Who: Advertising Standards Authority of Singapore (“ASAS“)
When: 29 August 2016
Law stated as at: 8 November 2016
The Advertising Standards Authority of Singapore (“ASAS”), an advisory council to the Consumers Association of Singapore (“CASE”), issued “Guidelines on Interactive Marketing Communication & Social Media” on 29 August 2016 (the “Guidelines”), after consultation with social media agencies, public agencies, multinational companies and members of the public.
The Guidelines took effect on 29 August 2016. All marketers including advertisers, endorsers, media, bloggers, advertising agencies and their clients have been given a grace period of one month, until 29 September 2016, to adhere to the Guidelines when conducting their advertising and marketing communication on interactive and social media.
In response to the widespread and growing use of online marketing communication by businesses, ASAS issued the Guidelines to better protect Singapore consumers and enable them to make well-informed choices about the products and services that they view on digital and social media. The Guidelines focus on the following key areas:
- imposing minimum disclosure standards for sponsored messages and commercial relationships;
- prohibiting false reviews; and
- requiring offer and conditions to be communicated in clear terms.
The key requirements are:
- all marketing communication must be identified as such and distinguished clearly from editorial content and personal opinion;
- a connection or a relationship between the endorser, the content originator and the marketer must be fully disclosed.

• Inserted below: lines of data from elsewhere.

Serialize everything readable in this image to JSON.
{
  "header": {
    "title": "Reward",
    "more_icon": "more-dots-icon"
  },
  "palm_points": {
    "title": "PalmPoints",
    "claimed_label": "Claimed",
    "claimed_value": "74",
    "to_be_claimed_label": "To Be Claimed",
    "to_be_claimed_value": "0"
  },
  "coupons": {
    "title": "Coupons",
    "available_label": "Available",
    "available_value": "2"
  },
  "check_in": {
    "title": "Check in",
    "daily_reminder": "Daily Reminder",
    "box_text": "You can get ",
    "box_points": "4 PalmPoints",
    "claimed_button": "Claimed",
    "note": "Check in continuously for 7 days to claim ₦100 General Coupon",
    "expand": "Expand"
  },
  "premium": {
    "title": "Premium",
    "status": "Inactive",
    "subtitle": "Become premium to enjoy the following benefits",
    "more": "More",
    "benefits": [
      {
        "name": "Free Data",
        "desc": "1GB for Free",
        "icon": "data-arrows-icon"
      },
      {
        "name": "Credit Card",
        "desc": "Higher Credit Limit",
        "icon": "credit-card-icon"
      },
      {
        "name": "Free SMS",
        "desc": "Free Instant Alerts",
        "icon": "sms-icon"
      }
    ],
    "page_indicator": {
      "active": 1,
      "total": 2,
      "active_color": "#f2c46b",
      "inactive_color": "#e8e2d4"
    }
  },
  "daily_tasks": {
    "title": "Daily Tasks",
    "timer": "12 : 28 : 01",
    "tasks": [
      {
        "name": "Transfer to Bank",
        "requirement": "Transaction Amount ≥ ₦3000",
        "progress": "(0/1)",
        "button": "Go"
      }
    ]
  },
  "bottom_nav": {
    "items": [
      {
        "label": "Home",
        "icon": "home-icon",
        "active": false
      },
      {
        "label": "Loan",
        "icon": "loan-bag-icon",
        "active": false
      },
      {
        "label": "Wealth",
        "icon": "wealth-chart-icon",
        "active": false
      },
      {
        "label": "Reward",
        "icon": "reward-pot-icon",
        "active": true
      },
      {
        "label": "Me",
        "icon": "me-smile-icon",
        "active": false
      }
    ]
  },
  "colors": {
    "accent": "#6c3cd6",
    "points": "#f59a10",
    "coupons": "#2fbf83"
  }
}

Examples of a connection or relationship include a commercial relationship, complimentary samples, friendly favours and special invitation;
- marketing communication created by the marketers for the purpose of promoting their goods and services should not appear to be generated from an impartial source;
- disclosures for sponsored content should be clear and prominent. The fact that the content has been paid for should be expressly stated;
- offer and conditions for the supply of goods and services should be clearly stated. Marketers should not charge for services unless they have clearly indicated to the consumers that they will be charged a fee;
- consumers should be informed in advance of the steps required to complete a purchase, contract or other commitment; and
- use of fraudulent means to boost user engagement of a website, a social media channel or their content is prohibited. Examples of fraudulent means include the creation of fake accounts, the use of a program that generates page views and the purchase of bulk “likes”.
Why this matters:
Failure to comply with the Guidelines risks the withholding of advertising time or space by the media owner. For bloggers, they risk the withholding of monies by their advertising agencies. The ASAS may publish the outcomes of any investigation in extreme cases, which would result in potential adverse publicity for the offending advertisers or bloggers.
Under certain circumstances, CASE may also take action against the offending marketers under the Consumer Protection (Fair Trading) Act.
We recommend that marketers should promptly turn their attention to ensuring compliance with the Guidelines.